The local library once offered 68.5 hours per week of open door policy to the public. With COVID-19, those hours have been greatly diminished, cut by more than half.
Bunyan said each reopening phase has — thus far — come two months apart, so library hours may be revisited in early November.
The main library is currently open 10 a.m. to 6 p.m. every Monday, Wednesday, Friday and Saturday. And the McGrady-Brockman House for historical and genealogical research is open from 8:30 a.m. to 5:30 p.m. those same days.
To schedule an appointment for a library visit, or for more information, call 812-886-4380.
Vincennes Rotarians are recognizing the area’s first-responders from 11 a.m. to 1 p.m. today by providing a free lunch to all those on the front lines of emergencies.
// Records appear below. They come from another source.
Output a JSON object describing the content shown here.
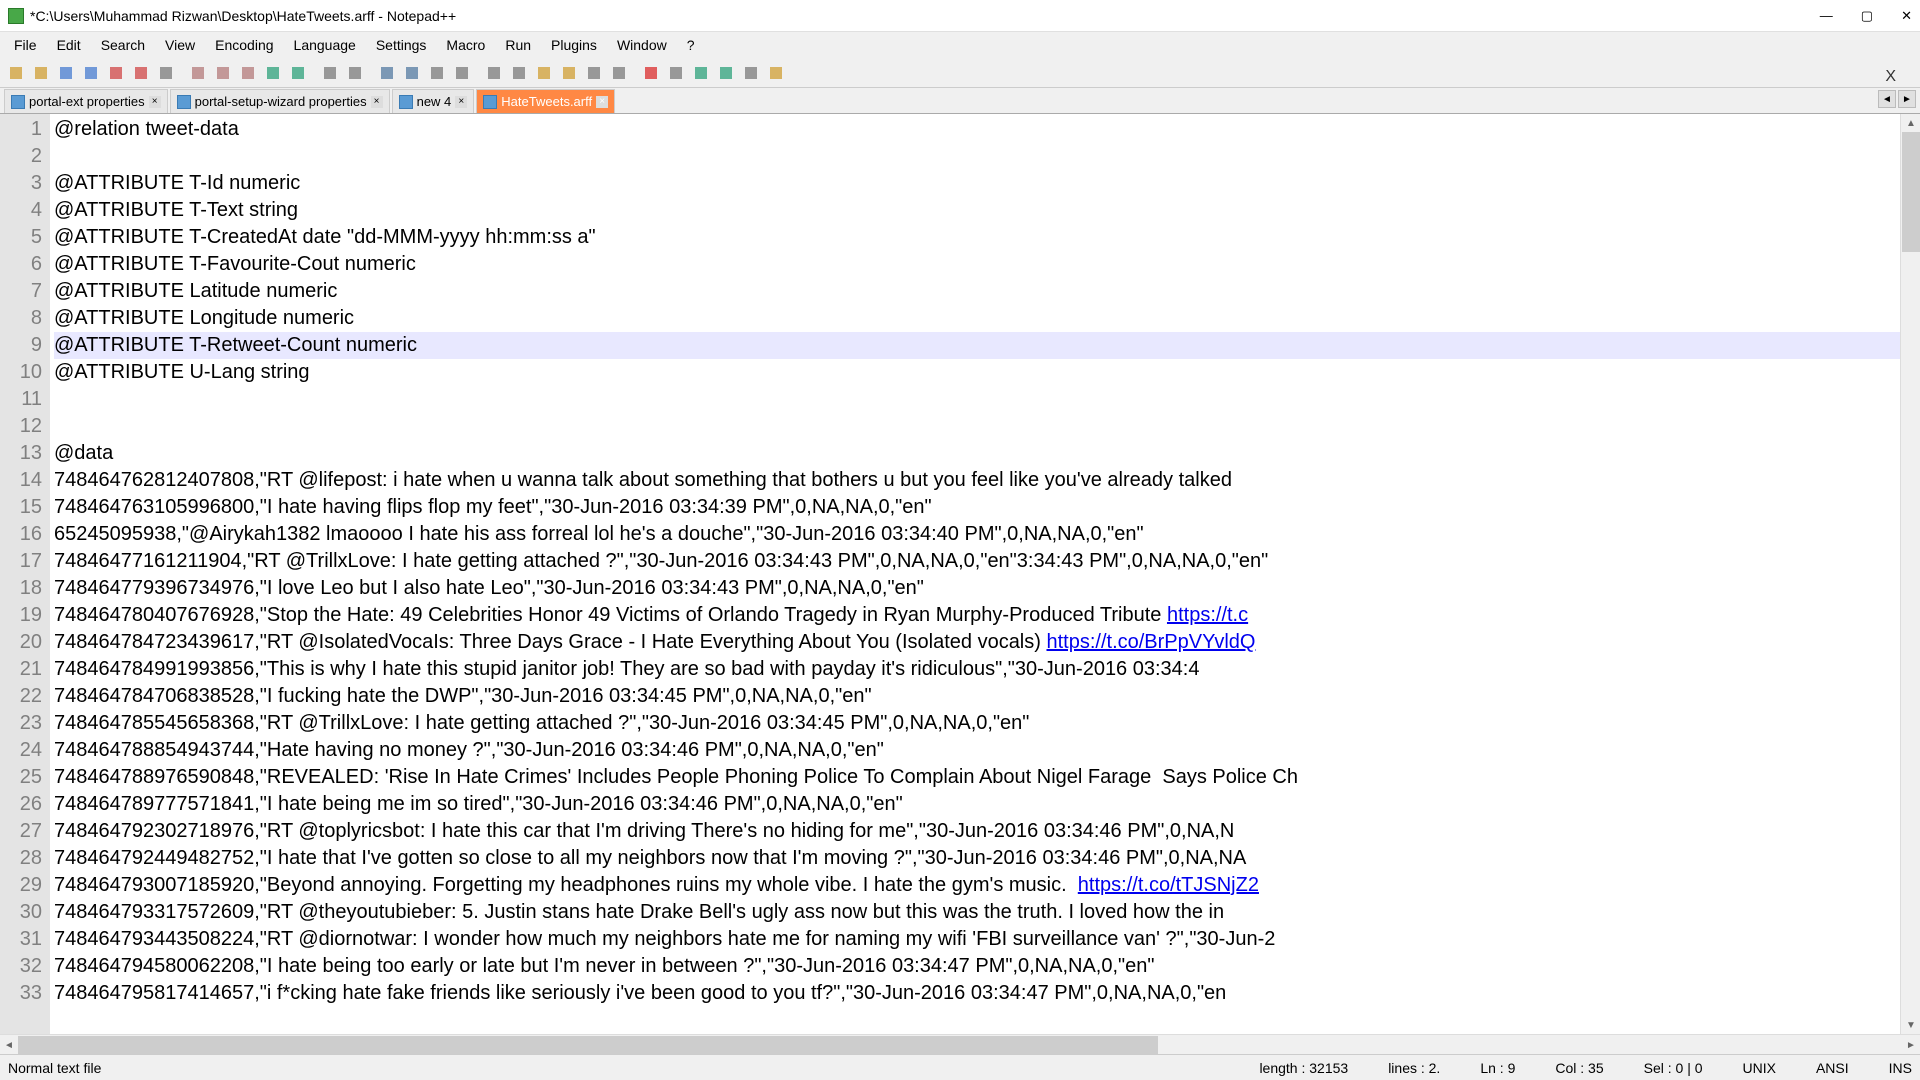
{
  "window": {
    "title": "*C:\\Users\\Muhammad Rizwan\\Desktop\\HateTweets.arff - Notepad++"
  },
  "menu": {
    "items": [
      "File",
      "Edit",
      "Search",
      "View",
      "Encoding",
      "Language",
      "Settings",
      "Macro",
      "Run",
      "Plugins",
      "Window",
      "?"
    ]
  },
  "tabs": [
    {
      "label": "portal-ext properties",
      "active": false,
      "highlighted": false
    },
    {
      "label": "portal-setup-wizard properties",
      "active": false,
      "highlighted": false
    },
    {
      "label": "new 4",
      "active": false,
      "highlighted": false
    },
    {
      "label": "HateTweets.arff",
      "active": true,
      "highlighted": true
    }
  ],
  "editor": {
    "current_line": 9,
    "lines": [
      {
        "n": 1,
        "text": "@relation tweet-data"
      },
      {
        "n": 2,
        "text": ""
      },
      {
        "n": 3,
        "text": "@ATTRIBUTE T-Id numeric"
      },
      {
        "n": 4,
        "text": "@ATTRIBUTE T-Text string"
      },
      {
        "n": 5,
        "text": "@ATTRIBUTE T-CreatedAt date \"dd-MMM-yyyy hh:mm:ss a\""
      },
      {
        "n": 6,
        "text": "@ATTRIBUTE T-Favourite-Cout numeric"
      },
      {
        "n": 7,
        "text": "@ATTRIBUTE Latitude numeric"
      },
      {
        "n": 8,
        "text": "@ATTRIBUTE Longitude numeric"
      },
      {
        "n": 9,
        "text": "@ATTRIBUTE T-Retweet-Count numeric"
      },
      {
        "n": 10,
        "text": "@ATTRIBUTE U-Lang string"
      },
      {
        "n": 11,
        "text": ""
      },
      {
        "n": 12,
        "text": ""
      },
      {
        "n": 13,
        "text": "@data"
      },
      {
        "n": 14,
        "text": "748464762812407808,\"RT @lifepost: i hate when u wanna talk about something that bothers u but you feel like you've already talked"
      },
      {
        "n": 15,
        "text": "748464763105996800,\"I hate having flips flop my feet\",\"30-Jun-2016 03:34:39 PM\",0,NA,NA,0,\"en\""
      },
      {
        "n": 16,
        "text": "65245095938,\"@Airykah1382 lmaoooo I hate his ass forreal lol he's a douche\",\"30-Jun-2016 03:34:40 PM\",0,NA,NA,0,\"en\""
      },
      {
        "n": 17,
        "text": "74846477161211904,\"RT @TrillxLove: I hate getting attached ?\",\"30-Jun-2016 03:34:43 PM\",0,NA,NA,0,\"en\"3:34:43 PM\",0,NA,NA,0,\"en\""
      },
      {
        "n": 18,
        "text": "748464779396734976,\"I love Leo but I also hate Leo\",\"30-Jun-2016 03:34:43 PM\",0,NA,NA,0,\"en\""
      },
      {
        "n": 19,
        "text": "748464780407676928,\"Stop the Hate: 49 Celebrities Honor 49 Victims of Orlando Tragedy in Ryan Murphy-Produced Tribute ",
        "link": "https://t.c"
      },
      {
        "n": 20,
        "text": "748464784723439617,\"RT @IsolatedVocaIs: Three Days Grace - I Hate Everything About You (Isolated vocals) ",
        "link": "https://t.co/BrPpVYvldQ"
      },
      {
        "n": 21,
        "text": "748464784991993856,\"This is why I hate this stupid janitor job! They are so bad with payday it's ridiculous\",\"30-Jun-2016 03:34:4"
      },
      {
        "n": 22,
        "text": "748464784706838528,\"I fucking hate the DWP\",\"30-Jun-2016 03:34:45 PM\",0,NA,NA,0,\"en\""
      },
      {
        "n": 23,
        "text": "748464785545658368,\"RT @TrillxLove: I hate getting attached ?\",\"30-Jun-2016 03:34:45 PM\",0,NA,NA,0,\"en\""
      },
      {
        "n": 24,
        "text": "748464788854943744,\"Hate having no money ?\",\"30-Jun-2016 03:34:46 PM\",0,NA,NA,0,\"en\""
      },
      {
        "n": 25,
        "text": "748464788976590848,\"REVEALED: 'Rise In Hate Crimes' Includes People Phoning Police To Complain About Nigel Farage  Says Police Ch"
      },
      {
        "n": 26,
        "text": "748464789777571841,\"I hate being me im so tired\",\"30-Jun-2016 03:34:46 PM\",0,NA,NA,0,\"en\""
      },
      {
        "n": 27,
        "text": "748464792302718976,\"RT @toplyricsbot: I hate this car that I'm driving There's no hiding for me\",\"30-Jun-2016 03:34:46 PM\",0,NA,N"
      },
      {
        "n": 28,
        "text": "748464792449482752,\"I hate that I've gotten so close to all my neighbors now that I'm moving ?\",\"30-Jun-2016 03:34:46 PM\",0,NA,NA"
      },
      {
        "n": 29,
        "text": "748464793007185920,\"Beyond annoying. Forgetting my headphones ruins my whole vibe. I hate the gym's music.  ",
        "link": "https://t.co/tTJSNjZ2"
      },
      {
        "n": 30,
        "text": "748464793317572609,\"RT @theyoutubieber: 5. Justin stans hate Drake Bell's ugly ass now but this was the truth. I loved how the in"
      },
      {
        "n": 31,
        "text": "748464793443508224,\"RT @diornotwar: I wonder how much my neighbors hate me for naming my wifi 'FBI surveillance van' ?\",\"30-Jun-2"
      },
      {
        "n": 32,
        "text": "748464794580062208,\"I hate being too early or late but I'm never in between ?\",\"30-Jun-2016 03:34:47 PM\",0,NA,NA,0,\"en\""
      },
      {
        "n": 33,
        "text": "748464795817414657,\"i f*cking hate fake friends like seriously i've been good to you tf?\",\"30-Jun-2016 03:34:47 PM\",0,NA,NA,0,\"en"
      }
    ]
  },
  "status": {
    "filetype": "Normal text file",
    "length": "length : 32153",
    "lines": "lines : 2.",
    "ln": "Ln : 9",
    "col": "Col : 35",
    "sel": "Sel : 0 | 0",
    "eol": "UNIX",
    "encoding": "ANSI",
    "mode": "INS"
  },
  "toolbar_icons": [
    "new-file-icon",
    "open-file-icon",
    "save-icon",
    "save-all-icon",
    "close-icon",
    "close-all-icon",
    "print-icon",
    "cut-icon",
    "copy-icon",
    "paste-icon",
    "undo-icon",
    "redo-icon",
    "find-icon",
    "replace-icon",
    "zoom-in-icon",
    "zoom-out-icon",
    "sync-v-icon",
    "sync-h-icon",
    "wrap-icon",
    "show-all-icon",
    "indent-guide-icon",
    "folder-icon",
    "doc-map-icon",
    "func-list-icon",
    "record-icon",
    "stop-icon",
    "play-icon",
    "play-multi-icon",
    "save-macro-icon",
    "spacer-icon"
  ]
}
Streets surrounding the Fortnightly Clubhouse, 421 N. Sixth St., will be lined with emergency vehicles this afternoon, but there’s no reason to be alarmed. The only smoke and flames to be found will be coming from the large charcoal grill on Seminary Street.
Last year was the first time the local service organization hosted the event, and they estimated more than 130 emergency workers stopped in for the free burgers, sides and desserts.
Rotarian Lacey Lane, an event organizer, said “it was such a positive experience, we couldn’t wait to do it again this year.”
“We know it’s not much, but it gives us a chance to say ‘thank you’ to them,” she added.
While most first-responder events typically cater specifically to police, fire, and EMS, the Rotary Club extends the offer to military and dispatch personnel, as well as security guards.
Organization members say it is important to them to acknowledge all who serve.
And to Lane, emergency personnel across the board are deserving of more thanks than they typically receive.
“There are so many professions that just don’t get recognized and honored enough for what they do, and first responders are definitely on that list,” she said.
But because of COVID-19, Rotarians say extra precautions are in place to keep first responders healthy and on the job.
Food will be individually wrapped ahead of time this year, and the volunteer servers will be wearing masks and gloves. Social distancing, too, will be practiced inside the Fortnightly Clubhouse.
Too, they say, first responders have the option of using a drive-by pickup service to take their meals to go.
Even those who choose to sit down for the hot meal likely won’t have much time to stay and socialize with friends and colleagues because most first-responders will arrive to the luncheon in uniform and on duty.
Nearly 20 years beyond Sept. 11, 2001, the smoke and debris cloud still rises in the American consciousness, the memories of first responders running toward danger still lingers.
And small gestures of gratitude still abound.